There’s no better place than America’s Dairyland for a dairy farm management competition that helps undergraduates learn firsthand about the industry.
The Badger Dairy Challenge, hosted by the Department of Dairy Science, brings teams of four or five students together to analyze real farm records, cow management data, and nutritional information. After a site visit, the teams then develop suggestions for improvement and present them to a panel of industry professionals. The challenge was last held in fall 2015 in partnership with the University of Minnesota and will make its return to campus later this year.
After seeing the benefits of the North American Intercollegiate Dairy Challenge for many years, faculty associate Ted Halbach established the Badger Dairy Challenge in 2012 to give a broader range of students an early opportunity to immerse themselves in the field.
“The idea is for beginning-level dairy science students to get involved,” Halbach says. “Students starting their education in dairy management have an opportunity to be mentored in the Badger Dairy Challenge, and it’s less about competition and more about experience and learning.”
Senior dairy science major Anthony Schmitz BSx’18 competed in his sophomore year and is hoping to gain a spot on the national team this year. “You have to work your way up and try out,” Schmitz says. “It’s competitive, actually, because a lot of students are interested in it, and it’s a good way to use the skills and the knowledge that we have learned in the classroom in a practical, real-life situation.”
While there are similar programs at schools across the country, as well as regional and national dairy challenges, Halbach believes that Wisconsin is best positioned to provide a positive impact on the careers of these students.
“Within a half-hour [drive from campus], we have multiple farms that we can call on that are different than [those that participated] a year ago,” Halbach says. “There aren’t many schools that have that resource, so we’re very fortunate for the willingness of those farms to participate.”
Halbach puts a lot of work into it, but it takes more than human resources to sustain the program. The challenge receives funding from a mix of dairy organizations and CALS alumni. For example, an annual golf outing raises between $25,000 and $30,000 each year for scholarships and high-impact learning opportunities.
“Our alums have either financially supported the program or they’re very willing to contribute their time to serve as officials or mentors for the students during the events, which is every bit as valuable,” Halbach says.
There are also incentives for people in the dairy industry to be involved in the competition. According to Schmitz, the program provides a convenient opportunity for employers to make connections with potential hires, and vice versa.
“It’s a great way to get your name out there because the contests are officiated by industry professionals, so it’s a really good way for you to make an impression on that kind of person,” Schmitz says. “Most of the students competing have already been locked in by somebody because they are sought-after talent.”

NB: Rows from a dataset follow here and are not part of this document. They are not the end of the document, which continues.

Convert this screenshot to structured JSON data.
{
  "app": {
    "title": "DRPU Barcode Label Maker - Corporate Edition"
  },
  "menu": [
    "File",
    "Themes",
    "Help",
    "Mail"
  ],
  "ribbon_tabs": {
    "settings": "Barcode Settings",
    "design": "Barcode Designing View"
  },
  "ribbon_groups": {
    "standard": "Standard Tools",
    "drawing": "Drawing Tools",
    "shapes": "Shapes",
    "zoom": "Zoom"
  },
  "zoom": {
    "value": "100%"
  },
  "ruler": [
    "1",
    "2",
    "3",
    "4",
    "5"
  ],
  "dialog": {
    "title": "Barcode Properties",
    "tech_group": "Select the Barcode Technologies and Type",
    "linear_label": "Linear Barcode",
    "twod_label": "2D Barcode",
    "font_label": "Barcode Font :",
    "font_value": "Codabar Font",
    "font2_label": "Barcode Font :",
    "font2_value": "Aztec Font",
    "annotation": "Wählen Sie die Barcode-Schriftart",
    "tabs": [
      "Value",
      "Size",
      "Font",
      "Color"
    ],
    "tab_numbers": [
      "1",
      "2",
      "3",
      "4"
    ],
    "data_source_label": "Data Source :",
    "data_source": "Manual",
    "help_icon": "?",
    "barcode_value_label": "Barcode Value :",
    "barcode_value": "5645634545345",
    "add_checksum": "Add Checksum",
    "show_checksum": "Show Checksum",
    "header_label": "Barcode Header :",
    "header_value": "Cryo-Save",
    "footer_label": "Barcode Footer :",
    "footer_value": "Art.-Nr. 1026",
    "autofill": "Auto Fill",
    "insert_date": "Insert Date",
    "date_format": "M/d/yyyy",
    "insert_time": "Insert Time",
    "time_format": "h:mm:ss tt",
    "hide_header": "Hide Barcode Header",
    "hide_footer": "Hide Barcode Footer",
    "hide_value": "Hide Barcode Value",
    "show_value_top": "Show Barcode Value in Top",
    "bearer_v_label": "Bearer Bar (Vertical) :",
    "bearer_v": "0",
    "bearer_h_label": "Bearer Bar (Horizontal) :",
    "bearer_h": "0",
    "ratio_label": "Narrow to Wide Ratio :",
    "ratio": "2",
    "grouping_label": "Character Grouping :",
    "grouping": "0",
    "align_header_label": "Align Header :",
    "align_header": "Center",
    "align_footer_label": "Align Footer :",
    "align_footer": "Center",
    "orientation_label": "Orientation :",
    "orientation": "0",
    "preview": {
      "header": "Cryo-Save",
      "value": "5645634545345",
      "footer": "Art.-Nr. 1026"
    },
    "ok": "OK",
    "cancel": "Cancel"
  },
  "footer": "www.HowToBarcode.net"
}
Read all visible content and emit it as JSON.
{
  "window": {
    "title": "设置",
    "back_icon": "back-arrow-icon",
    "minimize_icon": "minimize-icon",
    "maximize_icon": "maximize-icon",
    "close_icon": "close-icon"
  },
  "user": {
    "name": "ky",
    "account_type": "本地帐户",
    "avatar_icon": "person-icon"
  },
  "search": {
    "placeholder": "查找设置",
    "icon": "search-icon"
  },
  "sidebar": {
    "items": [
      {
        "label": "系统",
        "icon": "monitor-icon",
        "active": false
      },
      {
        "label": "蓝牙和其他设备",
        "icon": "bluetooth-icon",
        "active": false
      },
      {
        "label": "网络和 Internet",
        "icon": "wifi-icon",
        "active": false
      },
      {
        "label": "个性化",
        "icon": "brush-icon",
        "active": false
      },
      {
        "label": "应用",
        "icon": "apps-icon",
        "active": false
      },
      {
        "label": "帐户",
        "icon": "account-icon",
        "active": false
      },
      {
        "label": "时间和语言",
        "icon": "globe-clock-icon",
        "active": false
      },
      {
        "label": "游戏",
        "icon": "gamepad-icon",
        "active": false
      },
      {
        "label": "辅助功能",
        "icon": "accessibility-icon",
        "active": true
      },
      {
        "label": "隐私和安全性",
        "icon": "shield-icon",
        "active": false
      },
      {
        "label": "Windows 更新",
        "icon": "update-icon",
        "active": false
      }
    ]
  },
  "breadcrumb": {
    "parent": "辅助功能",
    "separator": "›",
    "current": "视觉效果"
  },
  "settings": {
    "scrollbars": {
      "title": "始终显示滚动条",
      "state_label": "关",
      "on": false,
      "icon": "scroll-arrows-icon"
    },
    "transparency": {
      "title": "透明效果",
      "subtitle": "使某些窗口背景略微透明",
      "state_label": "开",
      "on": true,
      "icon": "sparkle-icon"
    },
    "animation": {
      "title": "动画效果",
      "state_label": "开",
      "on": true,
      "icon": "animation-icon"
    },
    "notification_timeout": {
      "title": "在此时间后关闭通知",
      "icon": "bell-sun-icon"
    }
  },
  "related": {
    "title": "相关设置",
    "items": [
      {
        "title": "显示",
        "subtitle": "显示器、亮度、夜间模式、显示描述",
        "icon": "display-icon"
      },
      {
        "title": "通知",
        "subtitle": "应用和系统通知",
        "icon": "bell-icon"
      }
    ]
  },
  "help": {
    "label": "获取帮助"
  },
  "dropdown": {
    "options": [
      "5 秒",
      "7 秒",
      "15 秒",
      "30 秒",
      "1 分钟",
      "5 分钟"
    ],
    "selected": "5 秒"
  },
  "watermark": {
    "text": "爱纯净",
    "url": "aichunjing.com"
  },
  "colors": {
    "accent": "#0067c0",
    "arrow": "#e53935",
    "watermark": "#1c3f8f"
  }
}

You can support the Badger Dairy Challenge with a gift to the Dairy Science Department Fund. (NOTE: Please add “support for Dairy Challenge” in the text field.) Or contact Development Director Jodi Wickham at email@example.com or (608) 308-5315.